Interface dataset entries

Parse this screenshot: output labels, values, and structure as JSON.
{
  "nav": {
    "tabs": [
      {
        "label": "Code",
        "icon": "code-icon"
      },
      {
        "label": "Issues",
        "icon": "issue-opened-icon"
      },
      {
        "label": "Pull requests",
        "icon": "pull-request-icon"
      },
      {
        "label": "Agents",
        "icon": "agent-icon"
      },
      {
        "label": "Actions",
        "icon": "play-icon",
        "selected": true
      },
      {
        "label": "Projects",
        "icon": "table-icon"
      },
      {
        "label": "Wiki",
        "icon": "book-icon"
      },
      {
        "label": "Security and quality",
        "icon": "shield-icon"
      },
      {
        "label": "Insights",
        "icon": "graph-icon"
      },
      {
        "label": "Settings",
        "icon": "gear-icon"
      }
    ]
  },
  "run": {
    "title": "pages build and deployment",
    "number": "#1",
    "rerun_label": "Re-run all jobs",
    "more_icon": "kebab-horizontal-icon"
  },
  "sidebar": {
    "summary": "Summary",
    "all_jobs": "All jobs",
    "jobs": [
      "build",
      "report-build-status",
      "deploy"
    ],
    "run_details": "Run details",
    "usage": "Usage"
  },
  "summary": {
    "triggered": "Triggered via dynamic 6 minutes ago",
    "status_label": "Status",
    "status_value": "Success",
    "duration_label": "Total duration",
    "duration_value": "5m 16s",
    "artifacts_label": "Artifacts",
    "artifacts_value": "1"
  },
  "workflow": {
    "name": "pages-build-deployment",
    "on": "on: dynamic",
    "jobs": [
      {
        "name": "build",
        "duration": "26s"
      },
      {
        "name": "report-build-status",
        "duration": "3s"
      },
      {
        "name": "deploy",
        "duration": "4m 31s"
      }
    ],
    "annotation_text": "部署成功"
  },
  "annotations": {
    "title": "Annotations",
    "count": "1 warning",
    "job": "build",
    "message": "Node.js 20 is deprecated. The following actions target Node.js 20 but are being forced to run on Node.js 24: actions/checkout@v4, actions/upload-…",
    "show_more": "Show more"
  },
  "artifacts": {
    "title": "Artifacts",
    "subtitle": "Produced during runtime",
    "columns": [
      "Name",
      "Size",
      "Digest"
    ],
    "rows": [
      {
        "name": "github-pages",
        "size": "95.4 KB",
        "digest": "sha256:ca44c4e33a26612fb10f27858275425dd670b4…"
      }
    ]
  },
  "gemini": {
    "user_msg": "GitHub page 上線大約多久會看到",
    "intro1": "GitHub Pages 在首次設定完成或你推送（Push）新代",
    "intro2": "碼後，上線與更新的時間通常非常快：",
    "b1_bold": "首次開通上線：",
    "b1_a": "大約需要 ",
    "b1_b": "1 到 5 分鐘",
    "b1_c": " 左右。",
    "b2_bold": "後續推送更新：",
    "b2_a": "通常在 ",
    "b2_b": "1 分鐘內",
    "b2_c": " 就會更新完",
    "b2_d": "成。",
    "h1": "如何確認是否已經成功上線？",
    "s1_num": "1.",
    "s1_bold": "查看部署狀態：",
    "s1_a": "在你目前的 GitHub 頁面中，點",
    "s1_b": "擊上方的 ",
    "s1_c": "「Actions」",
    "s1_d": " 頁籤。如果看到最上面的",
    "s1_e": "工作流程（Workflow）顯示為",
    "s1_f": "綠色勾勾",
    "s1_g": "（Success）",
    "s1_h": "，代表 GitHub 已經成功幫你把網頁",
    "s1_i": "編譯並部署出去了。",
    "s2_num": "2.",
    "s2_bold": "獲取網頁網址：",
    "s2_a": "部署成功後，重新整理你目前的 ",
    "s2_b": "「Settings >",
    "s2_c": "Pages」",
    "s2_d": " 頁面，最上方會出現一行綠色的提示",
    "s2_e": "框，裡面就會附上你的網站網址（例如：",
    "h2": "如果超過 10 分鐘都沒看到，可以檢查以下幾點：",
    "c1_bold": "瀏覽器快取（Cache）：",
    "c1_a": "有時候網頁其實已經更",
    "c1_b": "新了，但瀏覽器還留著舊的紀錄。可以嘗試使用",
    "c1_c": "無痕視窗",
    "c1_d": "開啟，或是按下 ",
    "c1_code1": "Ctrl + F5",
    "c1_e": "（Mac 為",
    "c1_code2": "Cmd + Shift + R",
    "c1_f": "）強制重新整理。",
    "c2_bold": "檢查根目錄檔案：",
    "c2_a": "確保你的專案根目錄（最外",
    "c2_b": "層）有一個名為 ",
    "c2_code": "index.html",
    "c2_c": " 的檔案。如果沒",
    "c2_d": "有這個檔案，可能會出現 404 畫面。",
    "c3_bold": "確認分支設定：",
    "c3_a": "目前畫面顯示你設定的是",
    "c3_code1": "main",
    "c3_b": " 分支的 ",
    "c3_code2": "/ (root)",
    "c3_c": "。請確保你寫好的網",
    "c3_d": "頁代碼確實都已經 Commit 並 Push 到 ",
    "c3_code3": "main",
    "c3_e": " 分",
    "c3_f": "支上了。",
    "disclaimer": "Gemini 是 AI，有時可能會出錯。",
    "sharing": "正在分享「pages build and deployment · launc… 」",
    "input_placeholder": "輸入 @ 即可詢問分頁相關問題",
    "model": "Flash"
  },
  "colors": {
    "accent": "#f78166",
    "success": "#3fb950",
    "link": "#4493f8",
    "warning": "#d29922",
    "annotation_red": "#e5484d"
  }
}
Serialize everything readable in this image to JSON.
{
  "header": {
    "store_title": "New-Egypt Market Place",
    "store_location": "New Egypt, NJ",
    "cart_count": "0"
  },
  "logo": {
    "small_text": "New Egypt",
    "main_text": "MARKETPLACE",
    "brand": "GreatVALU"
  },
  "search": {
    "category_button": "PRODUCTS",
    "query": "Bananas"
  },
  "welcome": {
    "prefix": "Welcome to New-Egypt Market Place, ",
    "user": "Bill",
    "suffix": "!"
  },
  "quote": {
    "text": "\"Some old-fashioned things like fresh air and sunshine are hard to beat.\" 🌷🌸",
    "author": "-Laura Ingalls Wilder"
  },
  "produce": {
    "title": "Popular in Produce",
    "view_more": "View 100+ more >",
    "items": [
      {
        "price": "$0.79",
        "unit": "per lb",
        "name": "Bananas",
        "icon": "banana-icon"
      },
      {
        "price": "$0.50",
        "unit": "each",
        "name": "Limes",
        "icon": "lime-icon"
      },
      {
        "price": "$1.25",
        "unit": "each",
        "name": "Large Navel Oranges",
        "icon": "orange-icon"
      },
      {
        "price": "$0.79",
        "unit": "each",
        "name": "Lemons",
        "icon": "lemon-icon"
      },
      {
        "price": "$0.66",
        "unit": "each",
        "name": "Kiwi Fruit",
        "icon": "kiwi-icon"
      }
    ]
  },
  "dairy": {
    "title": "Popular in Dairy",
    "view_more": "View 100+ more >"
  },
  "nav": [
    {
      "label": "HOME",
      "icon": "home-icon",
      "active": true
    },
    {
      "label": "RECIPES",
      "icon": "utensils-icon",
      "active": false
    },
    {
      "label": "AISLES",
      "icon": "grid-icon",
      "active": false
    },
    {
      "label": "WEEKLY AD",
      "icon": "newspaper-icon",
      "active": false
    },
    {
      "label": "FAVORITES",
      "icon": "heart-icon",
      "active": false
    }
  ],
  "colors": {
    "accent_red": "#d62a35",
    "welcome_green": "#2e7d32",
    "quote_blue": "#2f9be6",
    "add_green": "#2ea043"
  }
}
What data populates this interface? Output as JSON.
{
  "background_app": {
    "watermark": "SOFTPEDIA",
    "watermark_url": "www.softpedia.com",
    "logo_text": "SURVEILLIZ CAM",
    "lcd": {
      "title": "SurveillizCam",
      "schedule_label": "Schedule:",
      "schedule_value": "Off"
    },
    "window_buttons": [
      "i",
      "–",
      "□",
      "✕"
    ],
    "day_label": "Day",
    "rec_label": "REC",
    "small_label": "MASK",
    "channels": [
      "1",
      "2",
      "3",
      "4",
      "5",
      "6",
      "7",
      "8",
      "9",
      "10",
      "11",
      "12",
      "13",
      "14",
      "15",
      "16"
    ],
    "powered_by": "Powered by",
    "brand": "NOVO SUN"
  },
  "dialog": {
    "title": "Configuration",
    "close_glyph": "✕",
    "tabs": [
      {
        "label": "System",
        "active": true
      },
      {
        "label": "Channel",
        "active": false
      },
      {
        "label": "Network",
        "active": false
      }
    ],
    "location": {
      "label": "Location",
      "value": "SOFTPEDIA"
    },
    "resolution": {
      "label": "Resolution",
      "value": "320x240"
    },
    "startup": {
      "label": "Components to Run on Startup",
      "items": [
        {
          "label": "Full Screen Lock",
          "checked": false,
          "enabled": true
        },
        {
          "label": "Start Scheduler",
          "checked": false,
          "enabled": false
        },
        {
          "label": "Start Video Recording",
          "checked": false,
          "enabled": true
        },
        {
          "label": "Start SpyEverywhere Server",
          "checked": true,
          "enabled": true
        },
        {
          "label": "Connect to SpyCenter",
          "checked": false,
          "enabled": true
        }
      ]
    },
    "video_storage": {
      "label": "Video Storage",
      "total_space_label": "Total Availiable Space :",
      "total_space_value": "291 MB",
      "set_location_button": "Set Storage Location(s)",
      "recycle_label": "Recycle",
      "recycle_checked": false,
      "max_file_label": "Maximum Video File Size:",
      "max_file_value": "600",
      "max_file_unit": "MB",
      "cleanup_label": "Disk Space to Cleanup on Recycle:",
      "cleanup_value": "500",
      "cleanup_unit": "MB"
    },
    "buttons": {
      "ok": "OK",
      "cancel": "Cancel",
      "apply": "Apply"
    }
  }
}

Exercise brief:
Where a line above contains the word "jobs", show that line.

Written solution:
    "rerun_label": "Re-run all jobs",
    "all_jobs": "All jobs",
    "jobs": [
    "jobs": [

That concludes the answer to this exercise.